The holiday season is a time of gift-giving, and for many charitable organizations, December is the time when many of their most important donors make contributions. A big reason why so many people focus on the end of the year for their charitable giving is that they can often claim tax deductions for the amount of their gifts, and if you don't act before Dec. 31, then you miss out on the chance to save on taxes for the current year.

Giving to charity can produce big tax savings, but you have to follow the rules to avoid unforeseen surprises. Here, we'll look at five key facts about charitable gifts and taxes so that you'll know exactly where some of the common mistakes are that can cost you at tax time.

1. Don't itemize? Sorry -- you won't get a tax break

Charities tout the fact that donations are often tax deductible. But you need to realize that you can only actually deduct those donations if you itemize deductions as part of your tax return.

Magnifying glass over a red and brown paper reading charity.

Image source: Getty Images.

Itemizing has becoming increasingly rare because of the tax law changes that took effect at the beginning of 2018. The size of the standard deduction almost doubled compared to 2017, and it increased slightly further in 2019. That's resulted in far more people taking the standard deduction, and in turn, it takes away the tax benefits of giving to charity for many taxpayers.

2. Make sure your charity really is a charity

There are many horror stories about con artists pretending to set up a charity and soliciting gifts. You can only get a tax deduction if you give money to a legitimate charity that has qualified for official status as what's known as a 501(c)(3) organization. Getting that treatment requires going through a process with the IRS, and it leaves out some entities that also make appeals for gifts this time of year, such as political campaigns.

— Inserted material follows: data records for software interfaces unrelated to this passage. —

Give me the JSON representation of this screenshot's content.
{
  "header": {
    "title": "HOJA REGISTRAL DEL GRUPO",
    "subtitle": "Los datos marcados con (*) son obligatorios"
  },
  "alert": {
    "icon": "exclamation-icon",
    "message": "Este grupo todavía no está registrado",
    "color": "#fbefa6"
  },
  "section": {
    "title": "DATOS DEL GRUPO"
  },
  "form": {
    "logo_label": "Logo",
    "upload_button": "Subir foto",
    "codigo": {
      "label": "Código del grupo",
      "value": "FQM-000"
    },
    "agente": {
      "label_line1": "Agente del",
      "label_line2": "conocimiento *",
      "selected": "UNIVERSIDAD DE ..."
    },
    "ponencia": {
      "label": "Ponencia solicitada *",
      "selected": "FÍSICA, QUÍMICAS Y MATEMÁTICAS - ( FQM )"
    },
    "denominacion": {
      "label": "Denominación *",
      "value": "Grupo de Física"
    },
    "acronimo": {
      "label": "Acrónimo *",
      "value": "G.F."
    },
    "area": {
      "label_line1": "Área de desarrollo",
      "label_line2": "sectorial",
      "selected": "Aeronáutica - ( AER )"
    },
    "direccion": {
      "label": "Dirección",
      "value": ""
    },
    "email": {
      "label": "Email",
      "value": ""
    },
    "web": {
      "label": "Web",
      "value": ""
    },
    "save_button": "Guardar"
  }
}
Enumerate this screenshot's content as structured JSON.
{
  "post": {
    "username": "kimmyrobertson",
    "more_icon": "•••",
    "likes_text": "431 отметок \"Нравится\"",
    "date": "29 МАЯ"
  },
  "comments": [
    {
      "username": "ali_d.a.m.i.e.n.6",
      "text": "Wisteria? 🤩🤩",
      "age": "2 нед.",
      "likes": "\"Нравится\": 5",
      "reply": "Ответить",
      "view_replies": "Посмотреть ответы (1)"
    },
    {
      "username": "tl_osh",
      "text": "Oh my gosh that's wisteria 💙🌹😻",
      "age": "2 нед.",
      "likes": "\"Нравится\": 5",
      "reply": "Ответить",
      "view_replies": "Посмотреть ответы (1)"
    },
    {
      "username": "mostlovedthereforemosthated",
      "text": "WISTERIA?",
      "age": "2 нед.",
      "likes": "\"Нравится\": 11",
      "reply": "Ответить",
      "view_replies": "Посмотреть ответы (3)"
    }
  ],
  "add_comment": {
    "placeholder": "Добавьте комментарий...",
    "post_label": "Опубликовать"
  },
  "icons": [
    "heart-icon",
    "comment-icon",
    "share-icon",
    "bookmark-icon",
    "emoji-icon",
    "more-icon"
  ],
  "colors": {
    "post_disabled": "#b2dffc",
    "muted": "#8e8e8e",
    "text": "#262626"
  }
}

If you want to know whether someone asking for money is with a legitimate charity, one step to follow is to check whether the organization is listed on the IRS website as qualifying for charitable status. If you don't, you could take the double-hit of having your money go to waste and failing to get a deduction for your gift.

3. Get basic documentation on any gift above $250

Even if you just make a simple cash gift, you'll need to have documentation from the charity in order to support your deduction. For small gifts, a check or bank statement is often enough, but charities are also required to give a written acknowledgment for gifts of $250 or more.

Also included on the acknowledgment is the value of anything you might have received in exchange. So if you gave $300 but got free concert tickets worth $100 as an incentive to give, then the acknowledgment should say so -- and you'll only be able to deduct $200 rather than $300.

4. Get more documentation if you give property

One commonly abused charitable gift involves the donation of property. As a result, there are special rules for donations of vehicles and other big-ticket items. In general, if you're looking to deduct $500 or more, then you'll need to complete an IRS form that asks for more information about your gift. Above $5,000, you'll typically need a formal appraisal unless the property is such that a value is readily available on a market. Stocks fit that last exemption. Usually, you'll just need to keep the extra documentation in case you get audited, but you should attach an appraisal if you're making gifts of half a million dollars or more.

5. Use your IRA to make gifts

If you're 70 1/2 or older, then you have a chance to make charitable gifts from an IRA and avoid the usual tax consequences. Donations of up to $100,000 per year are allowed. You won't get a deduction, but the tax benefit is similar, as you won't have to add the withdrawn amount to your taxable income. If you don't itemize, this can be the best way for older donors to get some tax benefits from making charitable donations.

Make your donations count

Giving to charity is an act of kindness, and getting a tax break is just an added bonus. By knowing these rules, you'll be able to avoid traps and make sure your gifts help the way you want.